During Kieswetter’s reign - Sars then paid senior lawyers for legal advice to resolve the dispute between them. The senior lawyers concurred that Sars would be in breach of the law.
The lawyers, however, advised Mkhwebane to approach the high court to determine the limitations of her powers, but she ignored the advice.
Further in his judgment, Judge Mabuse said: “In my view, by persisting with the issuing of the subpoena despite the explanation by the commissioner that he was manacled by provision of Section 69 of the TAA from disclosing such taxpayer information; ignoring legal advice from senior and junior counsel tells us something about the public protector.”

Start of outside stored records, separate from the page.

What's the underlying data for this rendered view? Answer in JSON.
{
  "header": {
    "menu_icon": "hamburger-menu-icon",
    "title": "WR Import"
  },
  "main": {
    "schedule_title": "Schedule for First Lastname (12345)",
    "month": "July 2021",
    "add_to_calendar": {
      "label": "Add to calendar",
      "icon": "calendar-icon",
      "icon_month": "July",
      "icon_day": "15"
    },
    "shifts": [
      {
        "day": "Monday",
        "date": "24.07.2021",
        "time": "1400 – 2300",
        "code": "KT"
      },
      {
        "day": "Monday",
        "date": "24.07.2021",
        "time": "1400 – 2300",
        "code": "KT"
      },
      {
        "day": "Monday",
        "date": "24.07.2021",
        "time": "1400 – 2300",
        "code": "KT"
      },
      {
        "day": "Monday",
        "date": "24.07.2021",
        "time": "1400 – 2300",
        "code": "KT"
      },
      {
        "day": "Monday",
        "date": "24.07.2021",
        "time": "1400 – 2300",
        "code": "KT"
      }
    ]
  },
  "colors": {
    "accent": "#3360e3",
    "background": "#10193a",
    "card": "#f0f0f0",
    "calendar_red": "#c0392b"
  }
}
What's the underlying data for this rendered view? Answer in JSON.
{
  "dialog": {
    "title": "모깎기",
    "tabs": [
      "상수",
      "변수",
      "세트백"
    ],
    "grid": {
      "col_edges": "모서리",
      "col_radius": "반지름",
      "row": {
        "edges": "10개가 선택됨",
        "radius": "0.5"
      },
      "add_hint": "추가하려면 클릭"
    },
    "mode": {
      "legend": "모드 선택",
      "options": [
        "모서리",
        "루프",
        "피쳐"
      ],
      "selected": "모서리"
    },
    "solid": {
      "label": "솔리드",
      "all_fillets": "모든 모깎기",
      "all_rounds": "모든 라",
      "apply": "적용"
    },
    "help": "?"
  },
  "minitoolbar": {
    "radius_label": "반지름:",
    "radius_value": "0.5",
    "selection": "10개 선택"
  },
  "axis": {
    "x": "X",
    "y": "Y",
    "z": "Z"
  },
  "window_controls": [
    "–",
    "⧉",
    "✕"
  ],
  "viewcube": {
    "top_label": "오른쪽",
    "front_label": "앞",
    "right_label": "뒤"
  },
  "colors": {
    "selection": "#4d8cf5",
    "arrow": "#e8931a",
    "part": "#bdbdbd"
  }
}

Mabuse further said all these factors demonstrate that the public protector either misunderstood the law or, if she understood it, she simply ignored it.
“That shows the proclivity of the public protector to operate out of the bounds of the law. She has an inexplicable deep-rooted recalcitrance to accept advice from senior and junior counsel.
“The public protector acted unreasonably, arbitrarily and in bad faith when she issued the 2019 subpoena.”
He was adamant that Mkhwebane’s powers emanate from the Public Protector Act (PPA) and not from the constitution, saying they do not trump the provisions of the Tax Administration Act (TAA).
“She does not have more powers than the constitution and national legislation confer on her. She is not at large to upstage the Constitution. We know of no law that gives her unfettered powers to ignore the Constitution and national law, in particular the TAA,” Mabuse said.
He added: “One of the requirements she had to satisfy for her appointment as the public protector was that she had to be an advocate. There was a reason for this requirement, and that reason was that the expectations were high that she would understand the law and she would apply it in her daily conduct. She would not adopt a devil-may-care attitude in the face of the law, advice and genuine legal opinion.”
In his order, the judge found that Kieswetter had made a strong case against Mkhwebane.
Meanwhile, Sars has welcomed the ruling.
It said in a statement: “In brief, the high court has confirmed that Sars is permitted in law, and in fact required, to withhold taxpayer information from the public protector. Sars is studying the judgment carefully and will provide a reasoned response in due course.”